I cast a surreptious glance at my hands, but the skeezy lighting was dim enough to mask the slight tinge that had spread up from my nail beds like an algae bloom since the last time we had met. I pulled my jacket a litle closer around my shoulder blades.

"Word, Zeke? What's going on?"

Alkelda the Gleeful said...

Lone Star Ma, I have sent your heroic couplet to you via email. Thanks so much for your contribution. (Anyone else? It's not every day that you get a heroic couplet, you know.)

Lone Star Ma said...

Yes, and I have a couplet. And you, gentle readers, do not. So you should contribute. Nya.

Melangell said...

Zeke hesitated - unusual, I thought, and it made me uneasy.He looked away and then then said - "Let's go for coffee?"
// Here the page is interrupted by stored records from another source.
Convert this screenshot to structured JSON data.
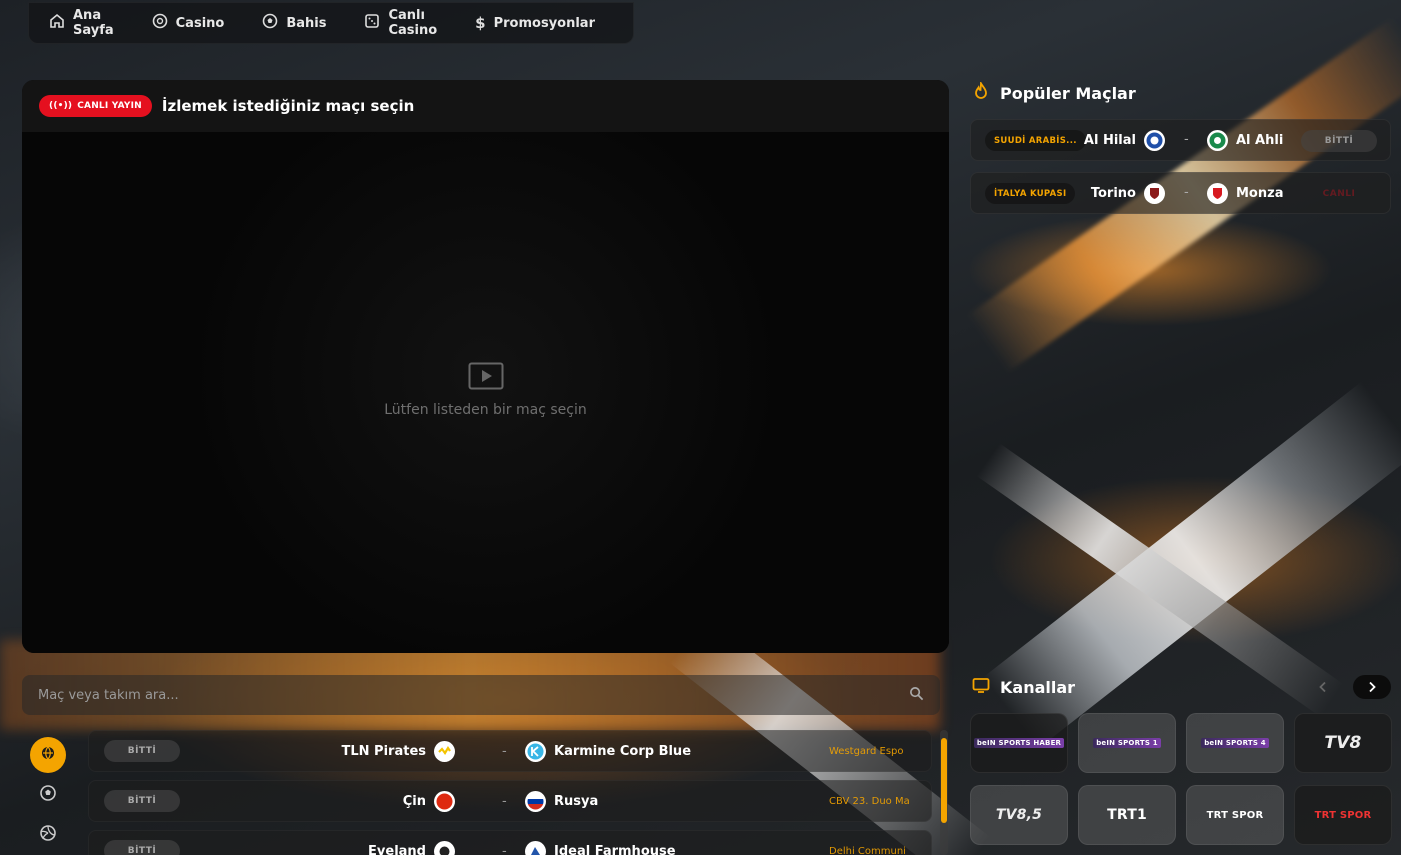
{
  "nav": {
    "items": [
      {
        "label": "Ana Sayfa",
        "icon": "home-icon"
      },
      {
        "label": "Casino",
        "icon": "casino-chip-icon"
      },
      {
        "label": "Bahis",
        "icon": "soccer-ball-icon"
      },
      {
        "label": "Canlı Casino",
        "icon": "dice-icon"
      },
      {
        "label": "Promosyonlar",
        "icon": "dollar-icon"
      }
    ]
  },
  "player": {
    "live_badge": "CANLI YAYIN",
    "title": "İzlemek istediğiniz maçı seçin",
    "placeholder": "Lütfen listeden bir maç seçin"
  },
  "search": {
    "placeholder": "Maç veya takım ara..."
  },
  "matches": [
    {
      "status": "BİTTİ",
      "home": "TLN Pirates",
      "away": "Karmine Corp Blue",
      "league": "Westgard Espo"
    },
    {
      "status": "BİTTİ",
      "home": "Çin",
      "away": "Rusya",
      "league": "CBV 23. Duo Ma"
    },
    {
      "status": "BİTTİ",
      "home": "Eveland",
      "away": "Ideal Farmhouse",
      "league": "Delhi Communi"
    }
  ],
  "popular": {
    "title": "Popüler Maçlar",
    "matches": [
      {
        "league": "SUUDİ ARABİS...",
        "home": "Al Hilal",
        "away": "Al Ahli",
        "status": "BİTTİ"
      },
      {
        "league": "İTALYA KUPASI",
        "home": "Torino",
        "away": "Monza",
        "status": "CANLI"
      }
    ]
  },
  "channels": {
    "title": "Kanallar",
    "items": [
      {
        "label": "beIN SPORTS HABER"
      },
      {
        "label": "beIN SPORTS 1"
      },
      {
        "label": "beIN SPORTS 4"
      },
      {
        "label": "TV8"
      },
      {
        "label": "TV8,5"
      },
      {
        "label": "TRT1"
      },
      {
        "label": "TRT SPOR"
      },
      {
        "label": "TRT SPOR"
      }
    ]
  },
  "colors": {
    "accent": "#f4a400",
    "live": "#e5101f"
  },
  "sport_filters": [
    "all-sports-icon",
    "soccer-ball-icon",
    "volleyball-icon"
  ]
}
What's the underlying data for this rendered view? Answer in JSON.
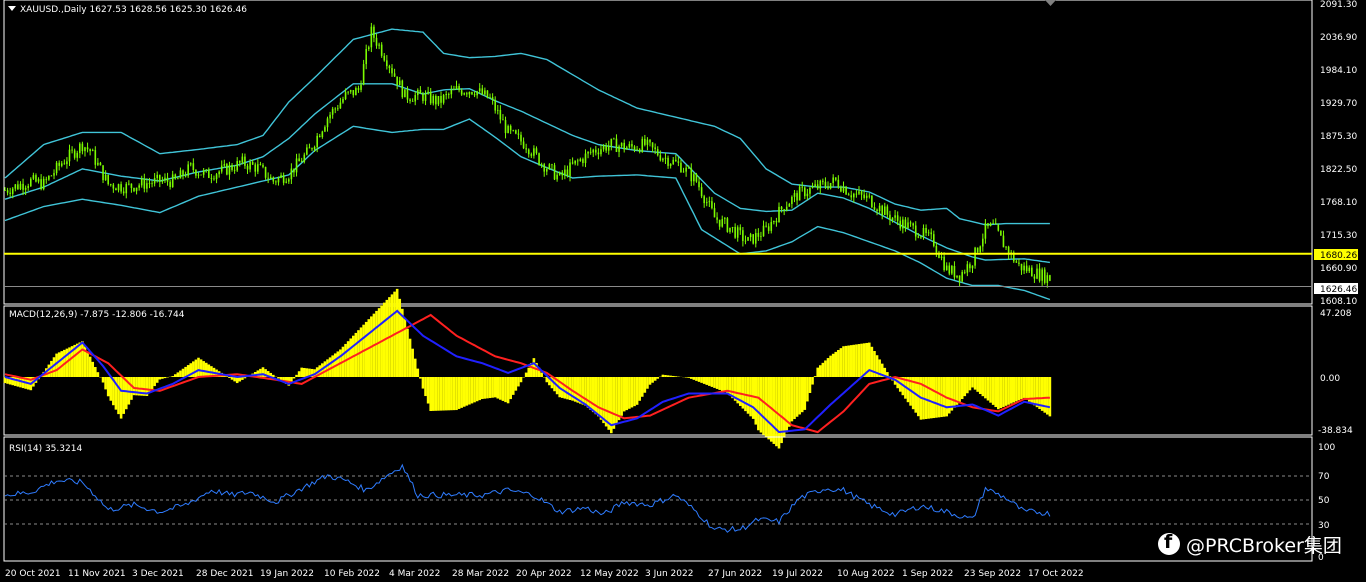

Hmmmmmm. Coffee was a fairly healthy form of nourishment for my friend Zeke. What was going on here?

Out on the sidewalk, I cast about in both directions in the brightness. Out here there were little coffee kiosks every several blocks, and I finally steered Zeke towards one where we could get our coffee and sit on a curb in the shade.

We started out in silence, then Zeke blurted out - "I had an incredible dream about you last week - but your hair wasn't purple."

Alkelda the Gleeful said...

Thank you, Melangell. Your heroic couplet should be in your inbox by now!

Andrew said...

My eyes had begun to itch, kept from visibly watering only through massive willpower that must have soon buckled, but eventually their unblinking stare drove his gaze to his shoes. I fluttered their lids with manic haste, and wore my disdainful mask again my the time he had recovered enough to risk an embarrassed sidelong glance. This was an old, old dance of ours; one I'd been winning more and more lately. "Zeke," I said firmly, "tryptamines are just not for daily use. You're a mess, chum! Do you know what 'chum' is?"

Alkelda the Gleeful said...

Thanks, Andrew! Your heroic couplet is on its way.

Lone Star Ma said...

We never made it to Cricket as Ladybug rather bored us and we gave up. Did we miss much? We loved Babybug dearly and now are loving it dearly again.

Alkelda the Gleeful said...

I was reading Cricket when Trina Schart Hyman was the art director. I looked forward to Cricket every month, not only for the stories and letters, but the ongoing saga of Cricket, Ladybug and friends documented at the bottom of the pages in a cartoon style. A lot of good writers got their start with Cricket. The others (Cicada, Ladybug, etc.) came much later.

Lone Star Ma said...

I totally meant to post that comment about Cricket on the Good Night Moon post. I am frazzled. I dreamed a "frame story" (your influence) yesterday when we were home sick and kept telling myself to write it down as I slowly woke so you could have the bits I remembered for a book but I lost it all...just something about festivals.